Moreover, we have carefully examined the district court record. After our de novo review, we conclude that the district court's order of July 19, 2005 applied the proper standards, conducted an appropriate analysis, and reached the correct result. Accordingly, we affirm for substantially the reasons given by the district court and summarized above.
Entered for the Court
Neil M. Gorsuch
*. After examining the briefs and appellate record, this panel has determined unanimously that oral argument would not materially assist the determination of this appeal. See Fed. R. App. P. 34(a)(2); 10th Cir. R. 34.1(G). The case is therefore ordered submitted without oral argument. This order and judgment is not binding precedent, except under the doctrines of law of the case, res judicata, and collateral estoppel. It may be cited, however, for its persuasive value consistent with Fed. R. App. P. 32.1 and 10th Cir. R. 32.1.
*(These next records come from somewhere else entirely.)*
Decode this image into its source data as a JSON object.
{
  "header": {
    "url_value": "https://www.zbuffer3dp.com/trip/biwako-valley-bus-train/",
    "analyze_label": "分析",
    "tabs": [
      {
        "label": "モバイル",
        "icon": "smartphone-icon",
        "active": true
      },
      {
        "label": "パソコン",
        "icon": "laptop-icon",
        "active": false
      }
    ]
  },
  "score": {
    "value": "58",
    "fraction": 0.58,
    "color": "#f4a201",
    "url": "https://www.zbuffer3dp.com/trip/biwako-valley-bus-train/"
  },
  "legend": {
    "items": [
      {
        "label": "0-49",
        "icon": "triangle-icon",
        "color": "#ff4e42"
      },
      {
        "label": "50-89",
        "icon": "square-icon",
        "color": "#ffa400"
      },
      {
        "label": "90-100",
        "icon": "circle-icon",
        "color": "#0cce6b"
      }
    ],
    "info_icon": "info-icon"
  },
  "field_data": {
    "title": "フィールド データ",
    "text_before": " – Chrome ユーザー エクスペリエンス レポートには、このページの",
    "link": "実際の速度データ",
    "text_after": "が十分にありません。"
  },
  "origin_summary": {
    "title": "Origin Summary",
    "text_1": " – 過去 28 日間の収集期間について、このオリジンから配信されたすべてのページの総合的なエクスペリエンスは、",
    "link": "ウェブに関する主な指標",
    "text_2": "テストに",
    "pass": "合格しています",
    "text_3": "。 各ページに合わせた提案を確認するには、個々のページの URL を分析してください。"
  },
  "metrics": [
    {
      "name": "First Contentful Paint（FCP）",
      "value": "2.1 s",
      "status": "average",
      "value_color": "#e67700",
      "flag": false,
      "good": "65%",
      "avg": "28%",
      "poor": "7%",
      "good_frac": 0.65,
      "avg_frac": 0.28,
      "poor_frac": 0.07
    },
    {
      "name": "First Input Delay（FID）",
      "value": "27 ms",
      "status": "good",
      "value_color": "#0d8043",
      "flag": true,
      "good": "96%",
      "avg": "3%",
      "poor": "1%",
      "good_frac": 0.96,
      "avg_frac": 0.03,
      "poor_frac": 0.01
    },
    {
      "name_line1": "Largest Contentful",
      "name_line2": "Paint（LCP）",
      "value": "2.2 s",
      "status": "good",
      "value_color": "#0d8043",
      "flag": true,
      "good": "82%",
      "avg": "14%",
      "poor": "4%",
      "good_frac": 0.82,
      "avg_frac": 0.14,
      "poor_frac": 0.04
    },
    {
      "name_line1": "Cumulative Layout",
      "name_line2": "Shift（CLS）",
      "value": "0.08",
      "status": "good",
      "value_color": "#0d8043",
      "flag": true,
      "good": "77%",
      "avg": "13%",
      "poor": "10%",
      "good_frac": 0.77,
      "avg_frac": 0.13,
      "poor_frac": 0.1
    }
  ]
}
1. In outlining the facts, we view the evidence in the light most favorable to Ms. Nez. Baca v. Sklar, 398 F.3d 1210, 1213 (10th Cir. 2005). However, we state only those facts essential to the resolution of the matters appealed to us. The district court's comprehensive memorandum opinion and order granting summary judgment provides a more detailed chronology of the events giving rise to this litigation. See R., Doc. 31.
2. The newly raised evidence and corollary arguments include:
(1) A document reporting that Ms. Nez was making progress on mental health issues under a traditional healing approach endorsed by BHP. According to Ms. Nez, BHP failed to produce this document, which shows that the BHP human resources department "could have stopped [her] termination if they would have acknowledge[d] receipt of this documentation," Aplt. Br. at 5.
(2) An absence or tardiness form, signed by a non-supervisory employee, indicating Ms. Nez had called in sick on March 11, 2002, and that her absence was excused. Ms Nez argues that this "documentation affirms that lead persons do . . . have the authority to excuse an absence." Id. at 6.
(3) Documents allegedly showing her calls to a lead person about her September 28 absence. Id. at 7.
(4) A document relating to the proper form of notices concerning discipline for absenteeism. Ms. Nez does not make an explicit argument about the significance of the document. Id. at 6.
(5) A copy of a BHP classified advertisement seeking applications for a maintenance electrician position. Most of Ms. Nez's argument concerning this document has been redacted pursuant to this court's order of August 18, 2006. Id. at 7.